▶ **WHAT THIS TASK INVOLVES**: Copy the data exactly, keeping every line intact.

[Items from an interface collection]

================

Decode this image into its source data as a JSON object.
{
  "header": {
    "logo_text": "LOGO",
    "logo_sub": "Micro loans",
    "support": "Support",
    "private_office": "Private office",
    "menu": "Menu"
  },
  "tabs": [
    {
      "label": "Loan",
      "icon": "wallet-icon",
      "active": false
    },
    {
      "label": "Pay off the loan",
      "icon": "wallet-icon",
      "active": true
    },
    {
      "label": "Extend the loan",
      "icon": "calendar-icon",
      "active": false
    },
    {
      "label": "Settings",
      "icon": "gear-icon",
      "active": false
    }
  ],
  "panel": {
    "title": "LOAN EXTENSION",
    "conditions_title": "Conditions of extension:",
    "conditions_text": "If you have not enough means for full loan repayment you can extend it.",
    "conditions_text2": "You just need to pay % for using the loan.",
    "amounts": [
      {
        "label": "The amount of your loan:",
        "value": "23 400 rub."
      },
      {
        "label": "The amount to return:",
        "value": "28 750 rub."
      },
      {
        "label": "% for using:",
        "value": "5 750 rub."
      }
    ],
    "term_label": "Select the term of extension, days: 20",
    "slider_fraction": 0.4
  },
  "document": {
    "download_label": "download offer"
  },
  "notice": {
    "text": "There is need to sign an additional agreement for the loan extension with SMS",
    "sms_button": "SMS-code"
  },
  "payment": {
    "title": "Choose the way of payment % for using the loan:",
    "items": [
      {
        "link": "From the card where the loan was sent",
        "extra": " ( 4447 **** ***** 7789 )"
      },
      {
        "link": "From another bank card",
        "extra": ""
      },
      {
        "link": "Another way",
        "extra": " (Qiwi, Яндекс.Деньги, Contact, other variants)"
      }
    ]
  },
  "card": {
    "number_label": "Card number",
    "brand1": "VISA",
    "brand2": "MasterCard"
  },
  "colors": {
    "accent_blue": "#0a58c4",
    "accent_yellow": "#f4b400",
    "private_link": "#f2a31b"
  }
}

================

▶ **ANSWER FOR THIS EXERCISE**:
Decode this image into its source data as a JSON object.
{
  "header": {
    "logo_text": "LOGO",
    "logo_sub": "Micro loans",
    "support": "Support",
    "private_office": "Private office",
    "menu": "Menu"
  },
  "tabs": [
    {
      "label": "Loan",
      "icon": "wallet-icon",
      "active": false
    },
    {
      "label": "Pay off the loan",
      "icon": "wallet-icon",
      "active": true
    },
    {
      "label": "Extend the loan",
      "icon": "calendar-icon",
      "active": false
    },
    {
      "label": "Settings",
      "icon": "gear-icon",
      "active": false
    }
  ],
  "panel": {
    "title": "LOAN EXTENSION",
    "conditions_title": "Conditions of extension:",
    "conditions_text": "If you have not enough means for full loan repayment you can extend it.",
    "conditions_text2": "You just need to pay % for using the loan.",
    "amounts": [
      {
        "label": "The amount of your loan:",
        "value": "23 400 rub."
      },
      {
        "label": "The amount to return:",
        "value": "28 750 rub."
      },
      {
        "label": "% for using:",
        "value": "5 750 rub."
      }
    ],
    "term_label": "Select the term of extension, days: 20",
    "slider_fraction": 0.4
  },
  "document": {
    "download_label": "download offer"
  },
  "notice": {
    "text": "There is need to sign an additional agreement for the loan extension with SMS",
    "sms_button": "SMS-code"
  },
  "payment": {
    "title": "Choose the way of payment % for using the loan:",
    "items": [
      {
        "link": "From the card where the loan was sent",
        "extra": " ( 4447 **** ***** 7789 )"
      },
      {
        "link": "From another bank card",
        "extra": ""
      },
      {
        "link": "Another way",
        "extra": " (Qiwi, Яндекс.Деньги, Contact, other variants)"
      }
    ]
  },
  "card": {
    "number_label": "Card number",
    "brand1": "VISA",
    "brand2": "MasterCard"
  },
  "colors": {
    "accent_blue": "#0a58c4",
    "accent_yellow": "#f4b400",
    "private_link": "#f2a31b"
  }
}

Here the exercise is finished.